» What you are asked to do: Please give the data below again in full, exactly as it stands.

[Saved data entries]
━━━━━━━━━━━━━━━━━━━━

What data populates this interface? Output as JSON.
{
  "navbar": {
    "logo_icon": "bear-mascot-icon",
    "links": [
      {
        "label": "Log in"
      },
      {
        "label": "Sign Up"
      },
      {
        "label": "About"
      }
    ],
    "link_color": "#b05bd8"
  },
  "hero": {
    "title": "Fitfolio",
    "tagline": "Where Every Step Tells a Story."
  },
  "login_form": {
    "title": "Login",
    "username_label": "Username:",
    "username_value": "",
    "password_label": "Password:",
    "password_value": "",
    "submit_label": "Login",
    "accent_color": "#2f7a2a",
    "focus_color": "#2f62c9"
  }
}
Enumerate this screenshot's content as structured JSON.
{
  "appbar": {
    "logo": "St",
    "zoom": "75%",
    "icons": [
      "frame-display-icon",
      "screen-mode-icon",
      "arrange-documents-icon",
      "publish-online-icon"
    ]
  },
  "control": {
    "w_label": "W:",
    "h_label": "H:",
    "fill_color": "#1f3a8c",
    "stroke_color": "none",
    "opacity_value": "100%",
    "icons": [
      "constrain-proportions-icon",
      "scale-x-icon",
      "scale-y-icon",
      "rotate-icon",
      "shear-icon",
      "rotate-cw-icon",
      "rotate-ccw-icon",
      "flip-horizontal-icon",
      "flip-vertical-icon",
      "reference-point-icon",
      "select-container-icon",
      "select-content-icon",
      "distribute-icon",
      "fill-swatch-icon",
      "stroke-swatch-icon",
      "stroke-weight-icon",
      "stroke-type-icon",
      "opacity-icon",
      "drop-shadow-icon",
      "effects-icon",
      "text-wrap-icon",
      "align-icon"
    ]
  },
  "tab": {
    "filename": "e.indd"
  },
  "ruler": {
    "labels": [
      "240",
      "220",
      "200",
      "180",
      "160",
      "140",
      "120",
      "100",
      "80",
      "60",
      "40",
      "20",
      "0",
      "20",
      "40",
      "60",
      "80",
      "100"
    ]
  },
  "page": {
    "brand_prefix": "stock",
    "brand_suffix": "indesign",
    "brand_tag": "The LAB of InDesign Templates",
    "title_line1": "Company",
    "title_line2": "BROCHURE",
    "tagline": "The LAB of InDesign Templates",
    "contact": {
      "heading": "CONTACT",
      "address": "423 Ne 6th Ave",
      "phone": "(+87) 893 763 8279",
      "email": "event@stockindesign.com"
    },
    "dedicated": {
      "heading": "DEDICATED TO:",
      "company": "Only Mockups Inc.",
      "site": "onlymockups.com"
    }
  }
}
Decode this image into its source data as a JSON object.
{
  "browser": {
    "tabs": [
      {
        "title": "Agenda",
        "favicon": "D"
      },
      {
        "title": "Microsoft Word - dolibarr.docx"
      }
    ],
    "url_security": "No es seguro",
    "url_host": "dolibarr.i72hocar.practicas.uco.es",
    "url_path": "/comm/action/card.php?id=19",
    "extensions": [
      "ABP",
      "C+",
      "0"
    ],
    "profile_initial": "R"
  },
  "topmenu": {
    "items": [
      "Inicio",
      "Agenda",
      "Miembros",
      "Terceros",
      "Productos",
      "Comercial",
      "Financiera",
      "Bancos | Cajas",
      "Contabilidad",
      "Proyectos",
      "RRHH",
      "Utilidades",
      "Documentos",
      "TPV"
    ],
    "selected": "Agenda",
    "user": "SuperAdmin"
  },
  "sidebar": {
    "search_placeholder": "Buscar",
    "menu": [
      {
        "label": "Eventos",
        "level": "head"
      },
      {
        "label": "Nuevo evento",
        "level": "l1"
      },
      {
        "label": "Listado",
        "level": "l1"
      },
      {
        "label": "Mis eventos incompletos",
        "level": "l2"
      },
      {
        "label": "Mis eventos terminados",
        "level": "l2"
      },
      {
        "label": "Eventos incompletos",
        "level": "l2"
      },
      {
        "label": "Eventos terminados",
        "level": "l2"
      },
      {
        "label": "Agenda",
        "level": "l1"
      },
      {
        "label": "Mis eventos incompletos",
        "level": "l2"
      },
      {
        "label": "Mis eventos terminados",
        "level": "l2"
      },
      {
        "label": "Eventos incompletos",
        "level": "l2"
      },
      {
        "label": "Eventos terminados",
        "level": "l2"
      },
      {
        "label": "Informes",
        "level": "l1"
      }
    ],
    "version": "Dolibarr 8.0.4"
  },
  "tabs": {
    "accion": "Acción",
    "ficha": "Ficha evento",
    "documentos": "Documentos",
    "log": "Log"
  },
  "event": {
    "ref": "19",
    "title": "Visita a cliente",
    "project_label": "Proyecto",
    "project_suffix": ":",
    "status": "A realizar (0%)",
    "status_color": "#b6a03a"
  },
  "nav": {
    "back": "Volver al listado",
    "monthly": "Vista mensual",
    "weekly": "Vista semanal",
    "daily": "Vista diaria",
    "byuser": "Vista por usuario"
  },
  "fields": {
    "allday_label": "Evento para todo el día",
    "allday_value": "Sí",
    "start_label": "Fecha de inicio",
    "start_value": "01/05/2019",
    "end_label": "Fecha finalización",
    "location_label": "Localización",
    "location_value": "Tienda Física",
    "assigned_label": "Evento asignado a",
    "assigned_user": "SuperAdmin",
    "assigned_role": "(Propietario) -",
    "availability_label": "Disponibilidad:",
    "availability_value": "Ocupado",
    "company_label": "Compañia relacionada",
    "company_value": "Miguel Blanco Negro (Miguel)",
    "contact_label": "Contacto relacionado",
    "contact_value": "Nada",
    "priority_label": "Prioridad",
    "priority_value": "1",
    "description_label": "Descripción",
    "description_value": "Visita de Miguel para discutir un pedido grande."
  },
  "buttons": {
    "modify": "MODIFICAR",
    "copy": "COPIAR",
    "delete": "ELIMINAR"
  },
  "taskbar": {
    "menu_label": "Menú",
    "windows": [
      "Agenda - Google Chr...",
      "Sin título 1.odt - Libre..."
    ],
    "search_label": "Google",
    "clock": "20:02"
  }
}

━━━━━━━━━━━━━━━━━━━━

» Result of the task:
What data populates this interface? Output as JSON.
{
  "navbar": {
    "logo_icon": "bear-mascot-icon",
    "links": [
      {
        "label": "Log in"
      },
      {
        "label": "Sign Up"
      },
      {
        "label": "About"
      }
    ],
    "link_color": "#b05bd8"
  },
  "hero": {
    "title": "Fitfolio",
    "tagline": "Where Every Step Tells a Story."
  },
  "login_form": {
    "title": "Login",
    "username_label": "Username:",
    "username_value": "",
    "password_label": "Password:",
    "password_value": "",
    "submit_label": "Login",
    "accent_color": "#2f7a2a",
    "focus_color": "#2f62c9"
  }
}
Enumerate this screenshot's content as structured JSON.
{
  "appbar": {
    "logo": "St",
    "zoom": "75%",
    "icons": [
      "frame-display-icon",
      "screen-mode-icon",
      "arrange-documents-icon",
      "publish-online-icon"
    ]
  },
  "control": {
    "w_label": "W:",
    "h_label": "H:",
    "fill_color": "#1f3a8c",
    "stroke_color": "none",
    "opacity_value": "100%",
    "icons": [
      "constrain-proportions-icon",
      "scale-x-icon",
      "scale-y-icon",
      "rotate-icon",
      "shear-icon",
      "rotate-cw-icon",
      "rotate-ccw-icon",
      "flip-horizontal-icon",
      "flip-vertical-icon",
      "reference-point-icon",
      "select-container-icon",
      "select-content-icon",
      "distribute-icon",
      "fill-swatch-icon",
      "stroke-swatch-icon",
      "stroke-weight-icon",
      "stroke-type-icon",
      "opacity-icon",
      "drop-shadow-icon",
      "effects-icon",
      "text-wrap-icon",
      "align-icon"
    ]
  },
  "tab": {
    "filename": "e.indd"
  },
  "ruler": {
    "labels": [
      "240",
      "220",
      "200",
      "180",
      "160",
      "140",
      "120",
      "100",
      "80",
      "60",
      "40",
      "20",
      "0",
      "20",
      "40",
      "60",
      "80",
      "100"
    ]
  },
  "page": {
    "brand_prefix": "stock",
    "brand_suffix": "indesign",
    "brand_tag": "The LAB of InDesign Templates",
    "title_line1": "Company",
    "title_line2": "BROCHURE",
    "tagline": "The LAB of InDesign Templates",
    "contact": {
      "heading": "CONTACT",
      "address": "423 Ne 6th Ave",
      "phone": "(+87) 893 763 8279",
      "email": "event@stockindesign.com"
    },
    "dedicated": {
      "heading": "DEDICATED TO:",
      "company": "Only Mockups Inc.",
      "site": "onlymockups.com"
    }
  }
}
Decode this image into its source data as a JSON object.
{
  "browser": {
    "tabs": [
      {
        "title": "Agenda",
        "favicon": "D"
      },
      {
        "title": "Microsoft Word - dolibarr.docx"
      }
    ],
    "url_security": "No es seguro",
    "url_host": "dolibarr.i72hocar.practicas.uco.es",
    "url_path": "/comm/action/card.php?id=19",
    "extensions": [
      "ABP",
      "C+",
      "0"
    ],
    "profile_initial": "R"
  },
  "topmenu": {
    "items": [
      "Inicio",
      "Agenda",
      "Miembros",
      "Terceros",
      "Productos",
      "Comercial",
      "Financiera",
      "Bancos | Cajas",
      "Contabilidad",
      "Proyectos",
      "RRHH",
      "Utilidades",
      "Documentos",
      "TPV"
    ],
    "selected": "Agenda",
    "user": "SuperAdmin"
  },
  "sidebar": {
    "search_placeholder": "Buscar",
    "menu": [
      {
        "label": "Eventos",
        "level": "head"
      },
      {
        "label": "Nuevo evento",
        "level": "l1"
      },
      {
        "label": "Listado",
        "level": "l1"
      },
      {
        "label": "Mis eventos incompletos",
        "level": "l2"
      },
      {
        "label": "Mis eventos terminados",
        "level": "l2"
      },
      {
        "label": "Eventos incompletos",
        "level": "l2"
      },
      {
        "label": "Eventos terminados",
        "level": "l2"
      },
      {
        "label": "Agenda",
        "level": "l1"
      },
      {
        "label": "Mis eventos incompletos",
        "level": "l2"
      },
      {
        "label": "Mis eventos terminados",
        "level": "l2"
      },
      {
        "label": "Eventos incompletos",
        "level": "l2"
      },
      {
        "label": "Eventos terminados",
        "level": "l2"
      },
      {
        "label": "Informes",
        "level": "l1"
      }
    ],
    "version": "Dolibarr 8.0.4"
  },
  "tabs": {
    "accion": "Acción",
    "ficha": "Ficha evento",
    "documentos": "Documentos",
    "log": "Log"
  },
  "event": {
    "ref": "19",
    "title": "Visita a cliente",
    "project_label": "Proyecto",
    "project_suffix": ":",
    "status": "A realizar (0%)",
    "status_color": "#b6a03a"
  },
  "nav": {
    "back": "Volver al listado",
    "monthly": "Vista mensual",
    "weekly": "Vista semanal",
    "daily": "Vista diaria",
    "byuser": "Vista por usuario"
  },
  "fields": {
    "allday_label": "Evento para todo el día",
    "allday_value": "Sí",
    "start_label": "Fecha de inicio",
    "start_value": "01/05/2019",
    "end_label": "Fecha finalización",
    "location_label": "Localización",
    "location_value": "Tienda Física",
    "assigned_label": "Evento asignado a",
    "assigned_user": "SuperAdmin",
    "assigned_role": "(Propietario) -",
    "availability_label": "Disponibilidad:",
    "availability_value": "Ocupado",
    "company_label": "Compañia relacionada",
    "company_value": "Miguel Blanco Negro (Miguel)",
    "contact_label": "Contacto relacionado",
    "contact_value": "Nada",
    "priority_label": "Prioridad",
    "priority_value": "1",
    "description_label": "Descripción",
    "description_value": "Visita de Miguel para discutir un pedido grande."
  },
  "buttons": {
    "modify": "MODIFICAR",
    "copy": "COPIAR",
    "delete": "ELIMINAR"
  },
  "taskbar": {
    "menu_label": "Menú",
    "windows": [
      "Agenda - Google Chr...",
      "Sin título 1.odt - Libre..."
    ],
    "search_label": "Google",
    "clock": "20:02"
  }
}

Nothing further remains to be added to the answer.